| Task statement |
Your task is to copy each line in the listing that includes the word "number".

| Provided material |
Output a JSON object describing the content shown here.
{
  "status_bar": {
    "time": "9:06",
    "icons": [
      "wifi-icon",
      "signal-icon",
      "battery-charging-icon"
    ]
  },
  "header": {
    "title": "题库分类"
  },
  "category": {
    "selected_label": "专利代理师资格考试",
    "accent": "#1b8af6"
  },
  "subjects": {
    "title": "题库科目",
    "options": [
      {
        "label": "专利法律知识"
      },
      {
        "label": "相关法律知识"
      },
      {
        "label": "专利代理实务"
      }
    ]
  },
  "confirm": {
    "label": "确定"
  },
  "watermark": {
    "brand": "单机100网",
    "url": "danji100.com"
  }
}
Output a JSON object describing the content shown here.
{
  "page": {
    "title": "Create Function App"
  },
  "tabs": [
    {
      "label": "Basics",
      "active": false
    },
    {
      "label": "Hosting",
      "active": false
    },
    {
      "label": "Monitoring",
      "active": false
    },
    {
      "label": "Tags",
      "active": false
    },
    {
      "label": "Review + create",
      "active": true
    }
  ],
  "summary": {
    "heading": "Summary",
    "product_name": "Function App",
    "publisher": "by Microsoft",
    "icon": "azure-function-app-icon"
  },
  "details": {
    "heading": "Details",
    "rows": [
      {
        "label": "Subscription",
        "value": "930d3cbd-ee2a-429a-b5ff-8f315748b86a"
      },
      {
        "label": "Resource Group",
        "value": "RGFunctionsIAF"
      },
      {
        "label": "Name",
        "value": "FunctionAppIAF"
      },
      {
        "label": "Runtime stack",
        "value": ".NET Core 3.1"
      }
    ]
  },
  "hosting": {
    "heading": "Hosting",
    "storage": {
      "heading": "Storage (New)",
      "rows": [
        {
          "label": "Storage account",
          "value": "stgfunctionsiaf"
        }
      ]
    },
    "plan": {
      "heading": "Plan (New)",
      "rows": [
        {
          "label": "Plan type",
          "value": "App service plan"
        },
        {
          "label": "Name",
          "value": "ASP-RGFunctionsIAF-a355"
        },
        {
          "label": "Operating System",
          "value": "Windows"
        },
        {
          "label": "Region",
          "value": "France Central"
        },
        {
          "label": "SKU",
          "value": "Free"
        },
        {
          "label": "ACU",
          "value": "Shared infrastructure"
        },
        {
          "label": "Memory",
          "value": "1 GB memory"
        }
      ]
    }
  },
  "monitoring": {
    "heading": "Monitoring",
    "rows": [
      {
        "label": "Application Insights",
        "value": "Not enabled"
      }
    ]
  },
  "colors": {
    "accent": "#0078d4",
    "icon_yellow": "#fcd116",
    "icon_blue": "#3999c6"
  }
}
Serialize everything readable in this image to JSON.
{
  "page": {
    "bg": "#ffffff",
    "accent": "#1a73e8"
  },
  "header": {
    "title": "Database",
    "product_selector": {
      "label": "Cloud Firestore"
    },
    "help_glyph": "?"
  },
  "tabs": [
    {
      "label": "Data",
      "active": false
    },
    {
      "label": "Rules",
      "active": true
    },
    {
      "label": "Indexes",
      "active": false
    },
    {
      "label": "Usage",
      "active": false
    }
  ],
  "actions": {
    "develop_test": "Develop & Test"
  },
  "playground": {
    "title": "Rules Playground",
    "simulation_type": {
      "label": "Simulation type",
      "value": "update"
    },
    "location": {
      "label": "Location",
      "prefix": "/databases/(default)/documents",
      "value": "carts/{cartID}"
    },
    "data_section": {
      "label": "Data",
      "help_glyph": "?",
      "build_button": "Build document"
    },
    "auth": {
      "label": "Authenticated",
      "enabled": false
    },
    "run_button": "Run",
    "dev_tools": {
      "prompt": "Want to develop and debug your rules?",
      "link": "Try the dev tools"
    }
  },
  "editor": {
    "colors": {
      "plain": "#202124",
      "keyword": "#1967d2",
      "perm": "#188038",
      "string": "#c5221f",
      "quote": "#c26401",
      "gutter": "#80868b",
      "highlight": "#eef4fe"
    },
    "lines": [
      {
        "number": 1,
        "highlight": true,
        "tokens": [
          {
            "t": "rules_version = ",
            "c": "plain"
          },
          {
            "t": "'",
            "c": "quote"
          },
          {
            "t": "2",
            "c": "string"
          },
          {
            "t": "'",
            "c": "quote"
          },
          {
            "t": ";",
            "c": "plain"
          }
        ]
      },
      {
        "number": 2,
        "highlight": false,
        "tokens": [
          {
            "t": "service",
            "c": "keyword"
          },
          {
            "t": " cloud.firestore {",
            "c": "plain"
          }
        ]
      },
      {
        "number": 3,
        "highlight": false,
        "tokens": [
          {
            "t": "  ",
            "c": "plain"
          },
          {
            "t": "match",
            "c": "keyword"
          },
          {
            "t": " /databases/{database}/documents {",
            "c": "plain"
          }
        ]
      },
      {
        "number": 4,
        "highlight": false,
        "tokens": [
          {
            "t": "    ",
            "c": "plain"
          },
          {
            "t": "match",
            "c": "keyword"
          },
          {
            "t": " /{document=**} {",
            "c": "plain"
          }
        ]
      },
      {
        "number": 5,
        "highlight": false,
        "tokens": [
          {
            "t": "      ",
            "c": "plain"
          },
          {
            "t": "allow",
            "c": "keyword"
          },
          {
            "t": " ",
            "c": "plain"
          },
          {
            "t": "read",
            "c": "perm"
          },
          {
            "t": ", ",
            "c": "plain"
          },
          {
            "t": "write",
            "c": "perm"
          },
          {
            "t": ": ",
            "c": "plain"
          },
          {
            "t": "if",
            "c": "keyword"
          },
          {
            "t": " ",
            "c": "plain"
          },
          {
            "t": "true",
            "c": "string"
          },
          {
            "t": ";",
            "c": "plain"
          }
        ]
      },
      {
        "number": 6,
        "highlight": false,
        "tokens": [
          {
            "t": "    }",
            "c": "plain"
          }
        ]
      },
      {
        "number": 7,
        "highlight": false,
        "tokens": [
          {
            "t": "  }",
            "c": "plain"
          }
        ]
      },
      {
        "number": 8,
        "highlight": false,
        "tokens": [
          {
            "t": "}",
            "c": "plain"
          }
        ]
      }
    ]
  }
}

| Solution below |
        "number": 1,
        "number": 2,
        "number": 3,
        "number": 4,
        "number": 5,
        "number": 6,
        "number": 7,
        "number": 8,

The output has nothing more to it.